Every year on World Toilet Day, we try to highlight the common issues faced by disabled people when they use accessible toilets when they are out and about. Last year for World Toilet Day we asked you to share stories of the strangest things you have found in accessible loos for our #NotACupboard campaign. The infographic below shows 30 of the bizarre things people told us they had found stored in accessible toilets. This helped raise the issue of accessible toilets frequently being used as storage cupboards. This year we’re looking for your help to get businesses thinking about their accessible toilets.
There are three ways to get involved: review accessible loos on Euan’s Guide, ask businesses to take part in our #RedCordCampaign to check the red emergency cords in their accessible toilets are working correctly, and add Red Cord Cards to the accessible toilets that you visit.

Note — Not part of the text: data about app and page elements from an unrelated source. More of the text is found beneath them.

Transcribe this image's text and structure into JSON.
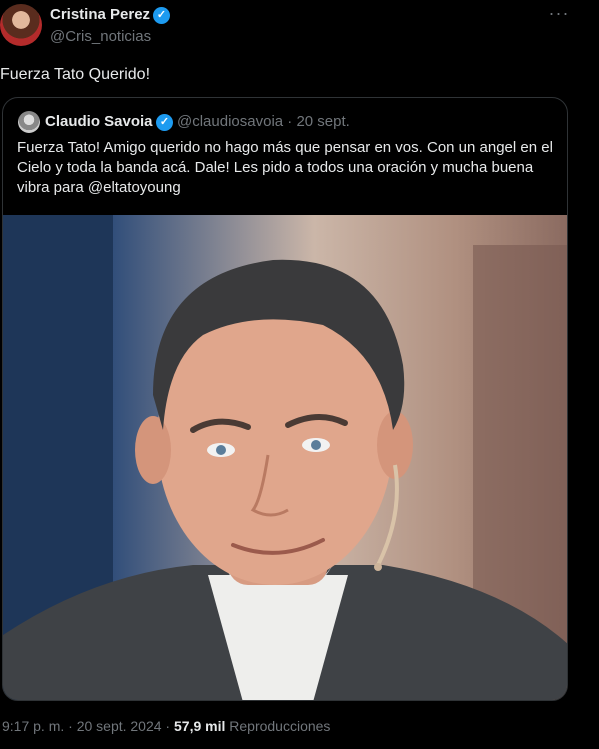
{
  "tweet": {
    "author_name": "Cristina Perez",
    "author_handle": "@Cris_noticias",
    "text": "Fuerza Tato Querido!",
    "more_label": "···"
  },
  "quote": {
    "author_name": "Claudio Savoia",
    "author_handle": "@claudiosavoia · 20 sept.",
    "text": "Fuerza Tato! Amigo querido no hago más que pensar en vos. Con un angel en el Cielo y toda la banda acá. Dale! Les pido a todos una oración y mucha buena vibra para @eltatoyoung"
  },
  "meta": {
    "timestamp": "9:17 p. m. · 20 sept. 2024 · ",
    "views_count": "57,9 mil",
    "views_label": " Reproducciones"
  },
  "icons": [
    "verified-badge-icon",
    "more-options-icon"
  ],
  "colors": {
    "background": "#000000",
    "text": "#e7e9ea",
    "secondary": "#71767b",
    "verified": "#1d9bf0",
    "border": "#2f3336"
  }
}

Infographic description: Illustration listing 30 of the strangest things disabled people told us they found stored in accessible loos. The thirty things are: confidential documents, chef uniforms, washing machine, Christmas decor, lost property, mountain bike, traffic cones, Venetian mirror, tinned tomatoes, a moped, beer kegs, old mattresses, a pool table, manager's office, paint tins, games machine, surfboard, 16th century fireplace, Neil Diamond tribute act, bricks, champagne buckets, 600 toilet rolls, staff cloakroom, mannequins and parts, junk for sale, singing mirror, large net of balloons, giant motorbike, broken TVs, and a kitchen sink.
How to get involved this year

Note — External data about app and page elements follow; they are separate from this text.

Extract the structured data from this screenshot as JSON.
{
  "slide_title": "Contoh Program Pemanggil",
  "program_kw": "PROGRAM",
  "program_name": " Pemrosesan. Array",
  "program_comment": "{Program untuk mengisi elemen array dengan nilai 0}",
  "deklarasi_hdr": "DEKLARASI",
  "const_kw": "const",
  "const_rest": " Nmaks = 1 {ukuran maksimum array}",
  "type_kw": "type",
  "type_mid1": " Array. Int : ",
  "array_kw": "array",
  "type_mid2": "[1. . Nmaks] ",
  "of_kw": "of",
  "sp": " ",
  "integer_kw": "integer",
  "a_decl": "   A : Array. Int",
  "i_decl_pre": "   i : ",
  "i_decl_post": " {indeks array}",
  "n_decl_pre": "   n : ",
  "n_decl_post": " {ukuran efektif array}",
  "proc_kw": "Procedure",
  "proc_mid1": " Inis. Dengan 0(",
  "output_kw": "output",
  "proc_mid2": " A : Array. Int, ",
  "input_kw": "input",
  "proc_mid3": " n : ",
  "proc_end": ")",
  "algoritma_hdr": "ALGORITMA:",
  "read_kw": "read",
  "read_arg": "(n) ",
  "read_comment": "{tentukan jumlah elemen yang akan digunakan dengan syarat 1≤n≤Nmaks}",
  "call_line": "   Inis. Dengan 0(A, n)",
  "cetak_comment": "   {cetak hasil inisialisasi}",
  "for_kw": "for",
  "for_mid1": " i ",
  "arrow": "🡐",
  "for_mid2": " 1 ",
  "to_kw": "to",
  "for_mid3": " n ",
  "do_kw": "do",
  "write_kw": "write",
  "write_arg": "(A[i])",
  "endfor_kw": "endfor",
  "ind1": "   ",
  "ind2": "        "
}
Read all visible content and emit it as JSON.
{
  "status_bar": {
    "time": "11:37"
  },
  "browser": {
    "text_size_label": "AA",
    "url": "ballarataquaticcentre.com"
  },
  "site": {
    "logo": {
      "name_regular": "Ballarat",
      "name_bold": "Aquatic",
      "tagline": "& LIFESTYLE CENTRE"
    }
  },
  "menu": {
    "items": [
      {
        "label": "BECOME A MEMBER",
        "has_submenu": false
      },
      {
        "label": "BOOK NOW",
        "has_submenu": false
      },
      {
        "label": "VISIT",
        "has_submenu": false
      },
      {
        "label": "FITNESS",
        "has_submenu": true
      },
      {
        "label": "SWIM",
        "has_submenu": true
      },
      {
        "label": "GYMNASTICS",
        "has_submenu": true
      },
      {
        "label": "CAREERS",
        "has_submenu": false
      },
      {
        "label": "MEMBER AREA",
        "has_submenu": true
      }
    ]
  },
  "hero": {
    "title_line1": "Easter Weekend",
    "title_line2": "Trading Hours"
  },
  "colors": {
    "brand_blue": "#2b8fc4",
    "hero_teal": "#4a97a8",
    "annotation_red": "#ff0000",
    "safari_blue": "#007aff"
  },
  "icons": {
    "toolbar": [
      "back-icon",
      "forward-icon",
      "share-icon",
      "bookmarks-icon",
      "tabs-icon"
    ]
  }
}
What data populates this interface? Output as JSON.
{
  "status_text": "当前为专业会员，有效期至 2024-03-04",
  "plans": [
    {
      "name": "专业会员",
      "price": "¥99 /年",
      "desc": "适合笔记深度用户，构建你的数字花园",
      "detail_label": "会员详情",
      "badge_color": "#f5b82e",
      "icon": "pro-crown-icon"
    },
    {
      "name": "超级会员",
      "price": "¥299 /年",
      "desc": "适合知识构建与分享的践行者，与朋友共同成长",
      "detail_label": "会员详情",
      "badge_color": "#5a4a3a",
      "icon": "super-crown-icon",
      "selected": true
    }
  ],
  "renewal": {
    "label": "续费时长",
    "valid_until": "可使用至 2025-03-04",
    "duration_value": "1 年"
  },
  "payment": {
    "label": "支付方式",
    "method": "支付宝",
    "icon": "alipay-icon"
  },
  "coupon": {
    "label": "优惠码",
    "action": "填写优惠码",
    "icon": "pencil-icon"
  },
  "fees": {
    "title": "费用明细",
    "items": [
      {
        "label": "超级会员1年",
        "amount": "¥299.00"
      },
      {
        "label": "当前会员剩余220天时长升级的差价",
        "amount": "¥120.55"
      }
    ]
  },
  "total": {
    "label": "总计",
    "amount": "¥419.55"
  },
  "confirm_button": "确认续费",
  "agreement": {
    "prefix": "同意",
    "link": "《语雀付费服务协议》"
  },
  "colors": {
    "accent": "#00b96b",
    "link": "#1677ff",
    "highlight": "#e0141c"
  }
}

1. Reviewing Accessible Loos
We’re asking for you to leave reviews on Euan’s Guide for the good and bad accessible toilets you come across. This could be toilets in shops, restaurants, hospitals or public buildings. Wherever you are, we want your views on the venue’s accessible loos!
Review the accessibility of the venue as a whole but give specific information and a star rating for the toilets. A picture or two can also be a great way to demonstrate what you loved or hated about the toilet.
You can also share your thoughts and images on social media using #ReviewsInTheLoos.
Not only does writing a review on Euan’s Guide help other disabled people find where good accessible loos are (and ones to avoid), but the reviews submitted on our website are emailed to the venue. Your reviews are an important tool for providing them with honest feedback and it can be a great way of getting them to act to make improvements.
2. Ask businesses to get involved
We’re asking businesses up and down the country to get involved and test the red emergency cords in their accessible toilets this World Toilet Day. This simple action could potentially save lives.
Although red emergency cords are designed as a safety feature, they become unusable if the alarm does not work, if no-one responds to the alarm or if the cord is not reachable so a person in distress is unable to raise the alarm. Unfortunately, all three problems are happening way too often so now we’re asking businesses to act to make sure this is not the case.
Our #RedCordCampaign on World Toilet Day is a great opportunity for staff, managers and organisations to learn about the importance of red emergency cords, understanding how they should look and what to do if the alarm goes off. We’ve put together loads of useful resources for them including what steps to take on Tuesday 19th November when testing the red emergency cord and information on how their red emergency cords should be positioned.
Why not ask your local shop / pub / restaurant etc. to take part?
3. Attach Red Cord Cards
There are now well over 50,000 Red Cord Cards already in accessible toilets across the UK. We’re so grateful to everyone who has already got involved and left Red Cord Cards on red emergency cords as a way to remind everyone that red emergency cords should be left untied and reachable for someone lying on the ground. We’d love to see a Red Cord Card in every accessible toilet. Can you help us make this happen?
Leaving a Red Cord Card on a red emergency cord is an easy way to let staff, cleaners and other toilet users know how important these cords are and inform them of how they should be left.